* What is expected *
Go through the data below and report how many lines contain "JSON"; the reply holds only that number.

* Data under study *
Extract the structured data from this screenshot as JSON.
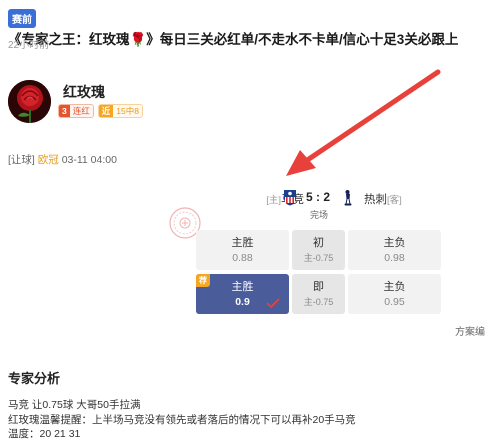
{
  "header": {
    "tag": "赛前",
    "title": "《专家之王：红玫瑰🌹》每日三关必红单/不走水不卡单/信心十足3关必跟上",
    "time": "22小时前"
  },
  "author": {
    "name": "红玫瑰",
    "streak_count": "3",
    "streak_label": "连红",
    "recent_prefix": "近",
    "recent_label": "15中8"
  },
  "match": {
    "market": "[让球]",
    "league": "欧冠",
    "datetime": "03-11 04:00",
    "home_team": "马竞",
    "home_tag": "[主]",
    "away_team": "热刺",
    "away_tag": "[客]",
    "score": "5 : 2",
    "status": "完场"
  },
  "odds": {
    "row1": {
      "home_label": "主胜",
      "home_value": "0.88",
      "mid_label": "初",
      "mid_value": "主-0.75",
      "away_label": "主负",
      "away_value": "0.98"
    },
    "row2": {
      "rec_tag": "荐",
      "home_label": "主胜",
      "home_value": "0.9",
      "mid_label": "即",
      "mid_value": "主-0.75",
      "away_label": "主负",
      "away_value": "0.95"
    }
  },
  "more_link": "方案编",
  "analysis": {
    "title": "专家分析",
    "line1": "马竞 让0.75球 大哥50手拉满",
    "line2": "红玫瑰温馨提醒：上半场马竞没有领先或者落后的情况下可以再补20手马竞",
    "line3": "温度：20 21 31"
  },
  "colors": {
    "tag_blue": "#3a6fd8",
    "selected_cell": "#4a5c9a",
    "accent_orange": "#f5a623",
    "arrow_red": "#e8413b"
  }
}
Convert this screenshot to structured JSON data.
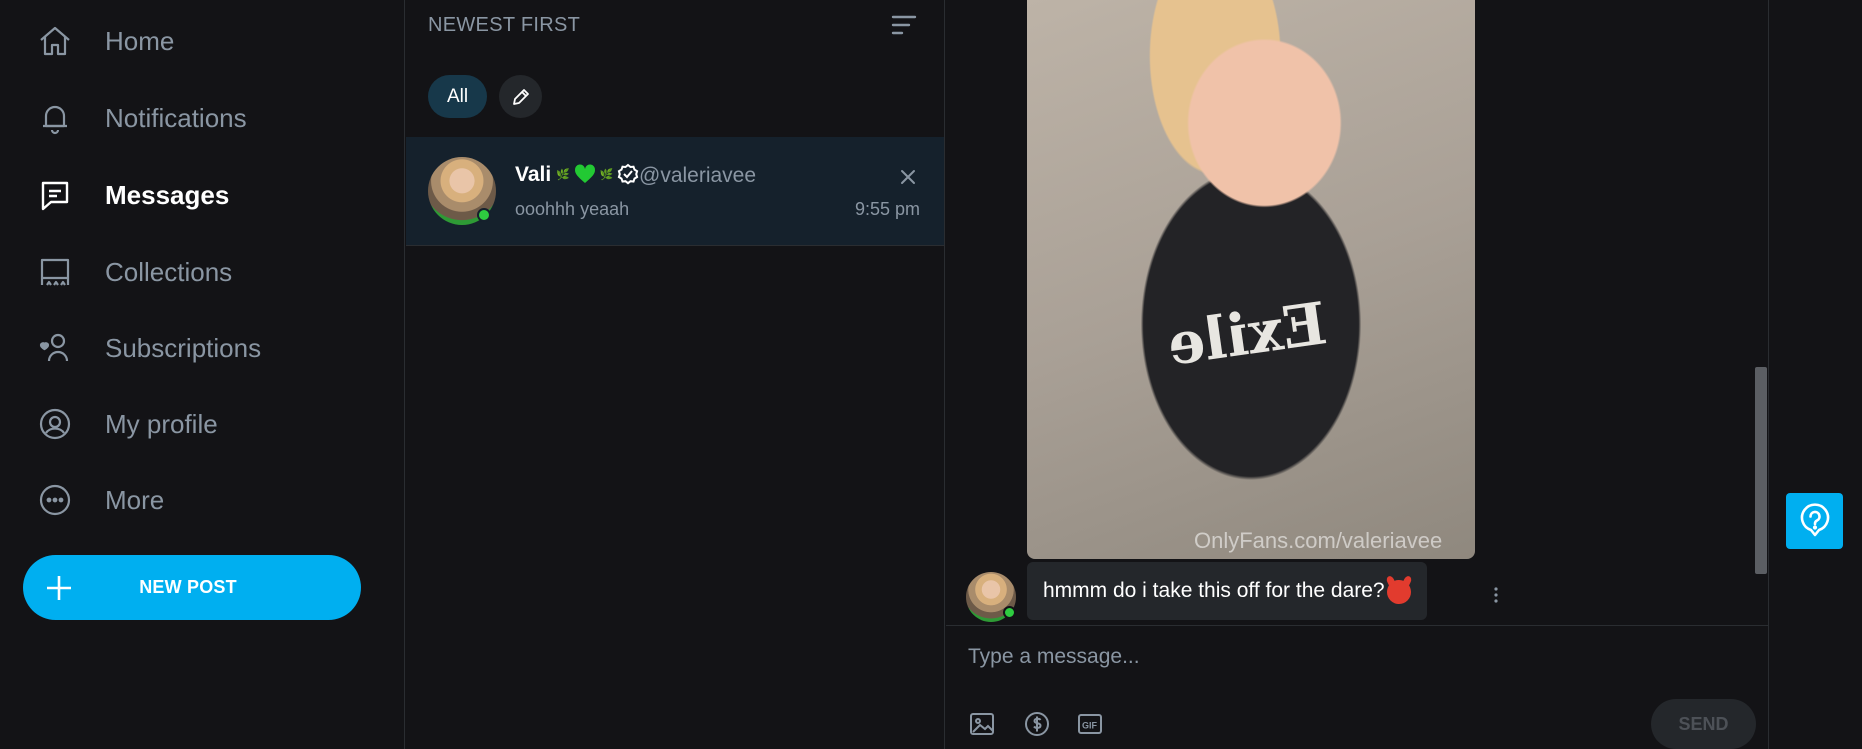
{
  "nav": {
    "items": [
      {
        "label": "Home",
        "icon": "home-icon",
        "active": false
      },
      {
        "label": "Notifications",
        "icon": "bell-icon",
        "active": false
      },
      {
        "label": "Messages",
        "icon": "message-icon",
        "active": true
      },
      {
        "label": "Collections",
        "icon": "bookmark-icon",
        "active": false
      },
      {
        "label": "Subscriptions",
        "icon": "subscriptions-icon",
        "active": false
      },
      {
        "label": "My profile",
        "icon": "profile-icon",
        "active": false
      },
      {
        "label": "More",
        "icon": "more-icon",
        "active": false
      }
    ],
    "new_post_label": "NEW POST"
  },
  "list": {
    "sort_label": "NEWEST FIRST",
    "filter_all": "All",
    "chats": [
      {
        "name": "Vali",
        "handle": "@valeriavee",
        "preview": "ooohhh yeaah",
        "time": "9:55 pm",
        "online": true
      }
    ]
  },
  "conversation": {
    "photo_watermark": "OnlyFans.com/valeriavee",
    "photo_shirt_text": "Exile",
    "message_text": "hmmm do i take this off for the dare?",
    "input_placeholder": "Type a message...",
    "send_label": "SEND",
    "tools": [
      "image-icon",
      "dollar-icon",
      "gif-icon"
    ]
  },
  "colors": {
    "background": "#131316",
    "accent": "#00aff0",
    "selected_row": "#15212c",
    "muted_text": "#8a96a3",
    "online": "#2ecc40"
  }
}
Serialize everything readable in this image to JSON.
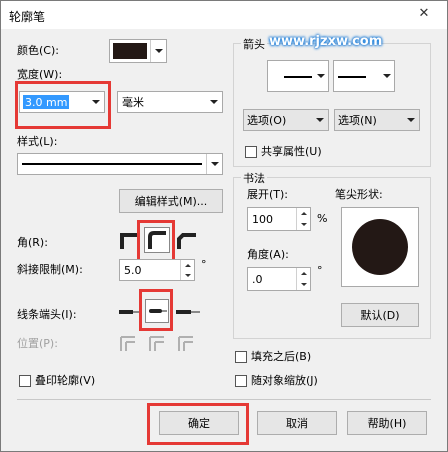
{
  "window": {
    "title": "轮廓笔",
    "close_glyph": "✕"
  },
  "watermark": "www.rjzxw.com",
  "color": {
    "label": "颜色(C):",
    "swatch": "#231815"
  },
  "width": {
    "label": "宽度(W):",
    "value": "3.0 mm",
    "unit": "毫米"
  },
  "style": {
    "label": "样式(L):",
    "edit_button": "编辑样式(M)..."
  },
  "corner": {
    "label": "角(R):"
  },
  "miter": {
    "label": "斜接限制(M):",
    "value": "5.0",
    "degree": "°"
  },
  "linecap": {
    "label": "线条端头(I):"
  },
  "position": {
    "label": "位置(P):"
  },
  "arrow": {
    "group": "箭头",
    "options_left": "选项(O)",
    "options_right": "选项(N)",
    "share": "共享属性(U)"
  },
  "calligraphy": {
    "group": "书法",
    "stretch_label": "展开(T):",
    "stretch_value": "100",
    "percent": "%",
    "angle_label": "角度(A):",
    "angle_value": ".0",
    "degree": "°",
    "nib_label": "笔尖形状:",
    "default_button": "默认(D)"
  },
  "checks": {
    "fill_behind": "填充之后(B)",
    "scale_with": "随对象缩放(J)",
    "overprint": "叠印轮廓(V)"
  },
  "footer": {
    "ok": "确定",
    "cancel": "取消",
    "help": "帮助(H)"
  }
}
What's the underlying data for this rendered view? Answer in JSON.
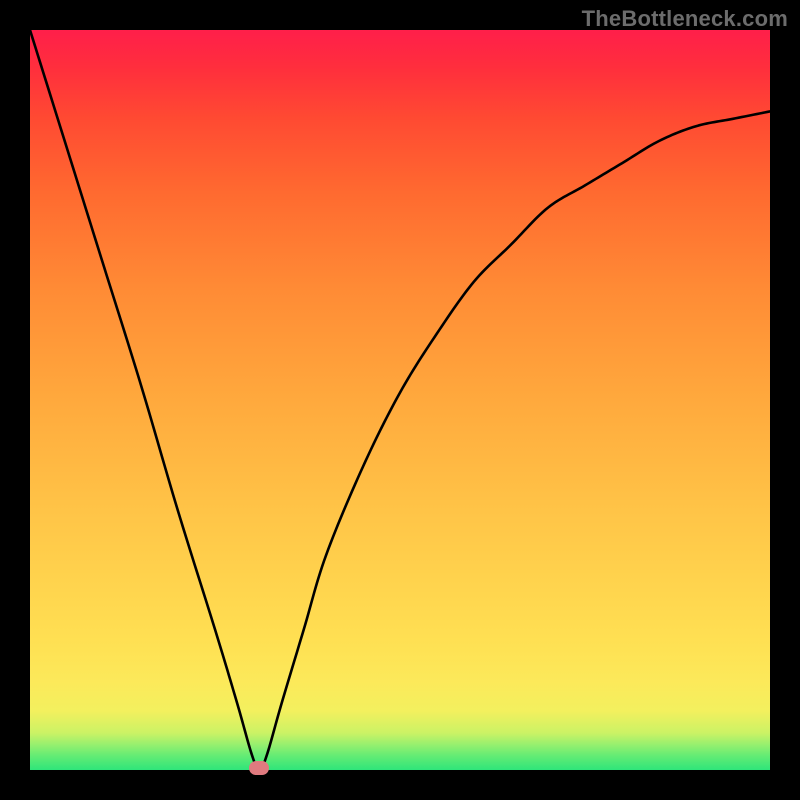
{
  "watermark": "TheBottleneck.com",
  "chart_data": {
    "type": "line",
    "title": "",
    "xlabel": "",
    "ylabel": "",
    "xlim": [
      0,
      1
    ],
    "ylim": [
      0,
      1
    ],
    "series": [
      {
        "name": "bottleneck-curve",
        "x": [
          0.0,
          0.05,
          0.1,
          0.15,
          0.2,
          0.25,
          0.28,
          0.3,
          0.31,
          0.32,
          0.34,
          0.37,
          0.4,
          0.45,
          0.5,
          0.55,
          0.6,
          0.65,
          0.7,
          0.75,
          0.8,
          0.85,
          0.9,
          0.95,
          1.0
        ],
        "y": [
          1.0,
          0.84,
          0.68,
          0.52,
          0.35,
          0.19,
          0.09,
          0.02,
          0.0,
          0.02,
          0.09,
          0.19,
          0.29,
          0.41,
          0.51,
          0.59,
          0.66,
          0.71,
          0.76,
          0.79,
          0.82,
          0.85,
          0.87,
          0.88,
          0.89
        ]
      }
    ],
    "marker": {
      "x": 0.31,
      "y": 0.0
    },
    "colors": {
      "gradient_top": "#ff1f4a",
      "gradient_bottom": "#2ee57a",
      "curve": "#000000",
      "marker": "#e07a7f",
      "frame": "#000000"
    }
  }
}
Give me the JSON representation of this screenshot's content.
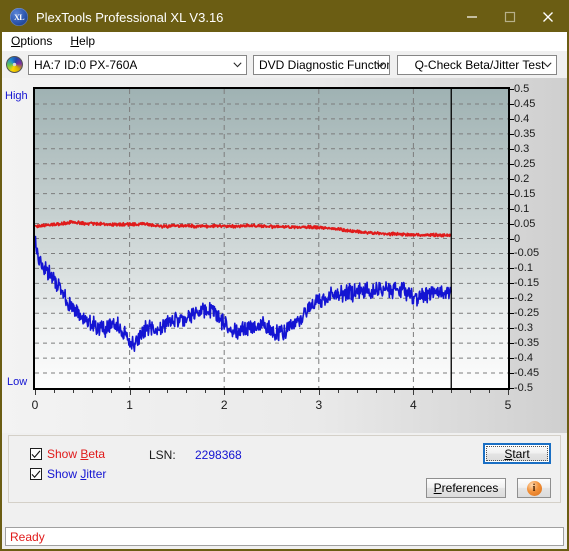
{
  "window": {
    "title": "PlexTools Professional XL V3.16",
    "app_icon": "xl-disc-icon",
    "minimize_label": "minimize-icon",
    "maximize_label": "maximize-icon",
    "close_label": "close-icon",
    "titlebar_color": "#6b5d13"
  },
  "menu": {
    "items": [
      {
        "label": "Options",
        "accel": "O"
      },
      {
        "label": "Help",
        "accel": "H"
      }
    ]
  },
  "toolbar": {
    "drive_icon": "optical-disc-icon",
    "drive_combo": "HA:7 ID:0  PX-760A",
    "function_combo": "DVD Diagnostic Functions",
    "test_combo": "Q-Check Beta/Jitter Test"
  },
  "chart_axis": {
    "top_label": "High",
    "bottom_label": "Low",
    "label_color": "#1414d2"
  },
  "controls": {
    "show_beta_label": "Show Beta",
    "show_beta_checked": true,
    "show_beta_color": "#e01b1b",
    "show_jitter_label": "Show Jitter",
    "show_jitter_checked": true,
    "show_jitter_color": "#1414d2",
    "lsn_label": "LSN:",
    "lsn_value": "2298368",
    "start_label": "Start",
    "preferences_label": "Preferences",
    "info_label": "i"
  },
  "status": {
    "text": "Ready",
    "color": "#e01b1b"
  },
  "chart_data": {
    "type": "line",
    "title": "Q-Check Beta/Jitter Test",
    "xlabel": "",
    "ylabel": "",
    "xlim": [
      0,
      5
    ],
    "ylim": [
      -0.5,
      0.5
    ],
    "grid": true,
    "legend": "none",
    "xticks": [
      0,
      1,
      2,
      3,
      4,
      5
    ],
    "yticks": [
      0.5,
      0.45,
      0.4,
      0.35,
      0.3,
      0.25,
      0.2,
      0.15,
      0.1,
      0.05,
      0,
      -0.05,
      -0.1,
      -0.15,
      -0.2,
      -0.25,
      -0.3,
      -0.35,
      -0.4,
      -0.45,
      -0.5
    ],
    "ytick_labels": [
      "0.5",
      "0.45",
      "0.4",
      "0.35",
      "0.3",
      "0.25",
      "0.2",
      "0.15",
      "0.1",
      "0.05",
      "0",
      "-0.05",
      "-0.1",
      "-0.15",
      "-0.2",
      "-0.25",
      "-0.3",
      "-0.35",
      "-0.4",
      "-0.45",
      "-0.5"
    ],
    "data_end_x": 4.4,
    "marker_line_x": 4.4,
    "marker_line_color": "#000000",
    "plot_bg_top": "#9fb2b3",
    "plot_bg_bottom": "#fdfdfd",
    "gridline_color": "#7d7d7d",
    "series": [
      {
        "name": "Beta",
        "color": "#e01b1b",
        "noise": 0.004,
        "x": [
          0.0,
          0.1,
          0.2,
          0.3,
          0.38,
          0.45,
          0.55,
          0.65,
          0.75,
          0.85,
          0.95,
          1.05,
          1.15,
          1.25,
          1.33,
          1.4,
          1.5,
          1.6,
          1.7,
          1.8,
          1.9,
          2.0,
          2.1,
          2.2,
          2.3,
          2.4,
          2.5,
          2.6,
          2.7,
          2.8,
          2.9,
          3.0,
          3.1,
          3.2,
          3.3,
          3.4,
          3.5,
          3.6,
          3.7,
          3.8,
          3.9,
          4.0,
          4.1,
          4.2,
          4.3,
          4.4
        ],
        "y": [
          0.04,
          0.044,
          0.047,
          0.05,
          0.055,
          0.053,
          0.05,
          0.049,
          0.048,
          0.047,
          0.047,
          0.046,
          0.05,
          0.044,
          0.041,
          0.04,
          0.042,
          0.043,
          0.041,
          0.041,
          0.043,
          0.042,
          0.041,
          0.042,
          0.044,
          0.041,
          0.04,
          0.04,
          0.039,
          0.038,
          0.038,
          0.037,
          0.035,
          0.031,
          0.027,
          0.023,
          0.02,
          0.018,
          0.016,
          0.015,
          0.014,
          0.013,
          0.012,
          0.012,
          0.011,
          0.011
        ]
      },
      {
        "name": "Jitter",
        "color": "#1414d2",
        "noise": 0.022,
        "x": [
          0.0,
          0.03,
          0.06,
          0.09,
          0.12,
          0.16,
          0.2,
          0.24,
          0.28,
          0.32,
          0.36,
          0.4,
          0.44,
          0.48,
          0.52,
          0.56,
          0.6,
          0.64,
          0.68,
          0.72,
          0.76,
          0.8,
          0.84,
          0.88,
          0.92,
          0.96,
          1.0,
          1.04,
          1.08,
          1.12,
          1.16,
          1.2,
          1.25,
          1.3,
          1.35,
          1.4,
          1.45,
          1.5,
          1.55,
          1.6,
          1.65,
          1.7,
          1.75,
          1.8,
          1.85,
          1.9,
          1.95,
          2.0,
          2.05,
          2.1,
          2.15,
          2.2,
          2.25,
          2.3,
          2.35,
          2.4,
          2.45,
          2.5,
          2.55,
          2.6,
          2.65,
          2.7,
          2.75,
          2.8,
          2.85,
          2.9,
          2.95,
          3.0,
          3.05,
          3.1,
          3.15,
          3.2,
          3.25,
          3.3,
          3.35,
          3.4,
          3.45,
          3.5,
          3.55,
          3.6,
          3.65,
          3.7,
          3.75,
          3.8,
          3.85,
          3.9,
          3.95,
          4.0,
          4.05,
          4.1,
          4.15,
          4.2,
          4.25,
          4.3,
          4.35,
          4.4
        ],
        "y": [
          -0.015,
          -0.055,
          -0.075,
          -0.09,
          -0.105,
          -0.125,
          -0.14,
          -0.155,
          -0.175,
          -0.195,
          -0.215,
          -0.225,
          -0.235,
          -0.25,
          -0.26,
          -0.272,
          -0.282,
          -0.295,
          -0.3,
          -0.305,
          -0.3,
          -0.295,
          -0.285,
          -0.295,
          -0.31,
          -0.33,
          -0.35,
          -0.355,
          -0.34,
          -0.32,
          -0.305,
          -0.3,
          -0.305,
          -0.315,
          -0.3,
          -0.285,
          -0.275,
          -0.27,
          -0.268,
          -0.268,
          -0.26,
          -0.25,
          -0.24,
          -0.238,
          -0.24,
          -0.25,
          -0.265,
          -0.285,
          -0.3,
          -0.31,
          -0.312,
          -0.305,
          -0.3,
          -0.295,
          -0.292,
          -0.29,
          -0.295,
          -0.305,
          -0.315,
          -0.32,
          -0.31,
          -0.295,
          -0.28,
          -0.265,
          -0.25,
          -0.235,
          -0.22,
          -0.21,
          -0.202,
          -0.195,
          -0.19,
          -0.188,
          -0.185,
          -0.182,
          -0.18,
          -0.178,
          -0.175,
          -0.172,
          -0.17,
          -0.168,
          -0.166,
          -0.168,
          -0.172,
          -0.175,
          -0.172,
          -0.168,
          -0.19,
          -0.2,
          -0.195,
          -0.188,
          -0.185,
          -0.182,
          -0.183,
          -0.185,
          -0.186,
          -0.185
        ]
      }
    ]
  }
}
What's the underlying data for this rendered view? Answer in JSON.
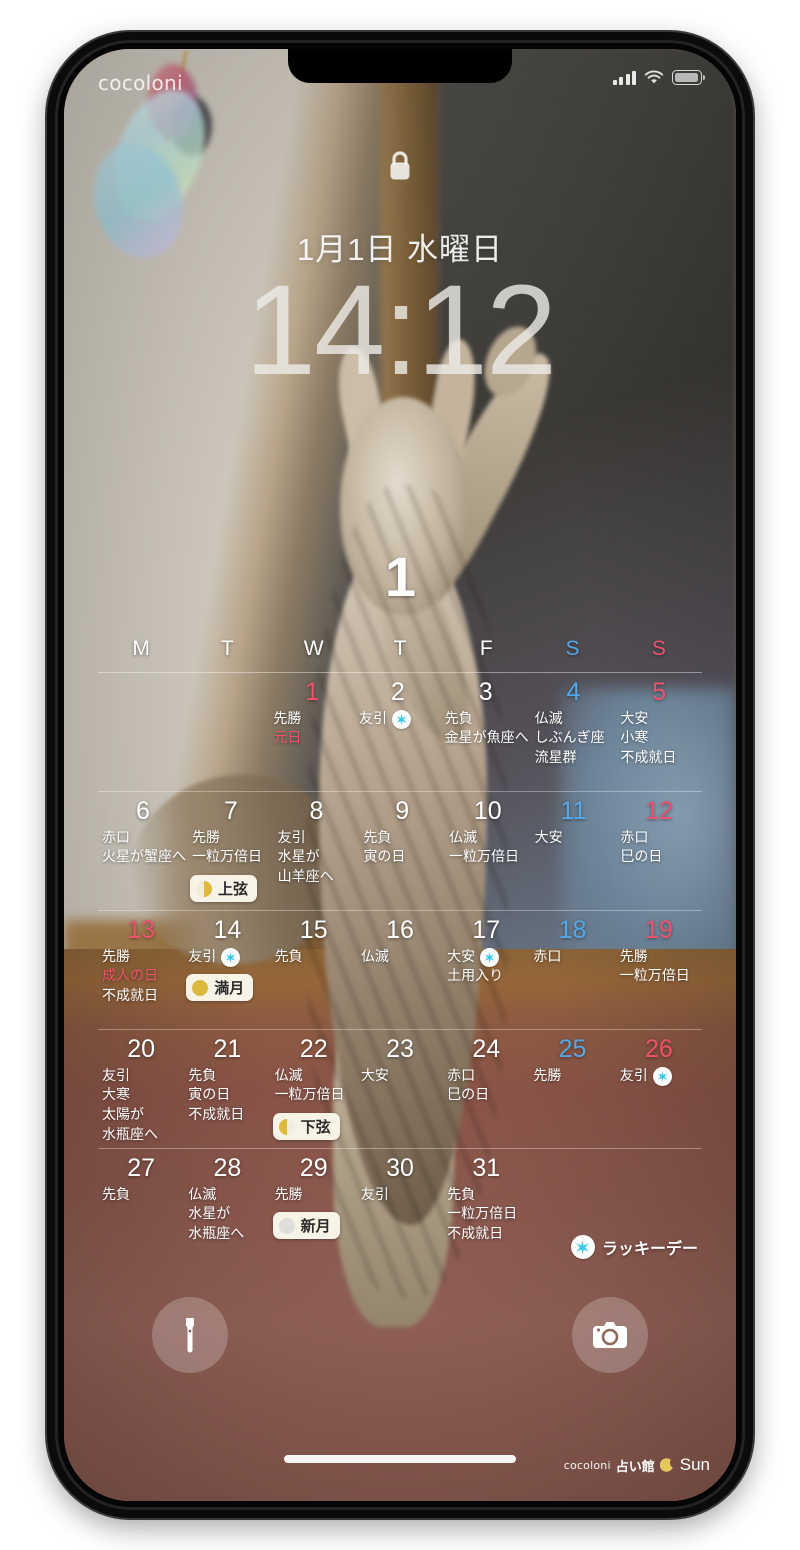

* Written reply *
6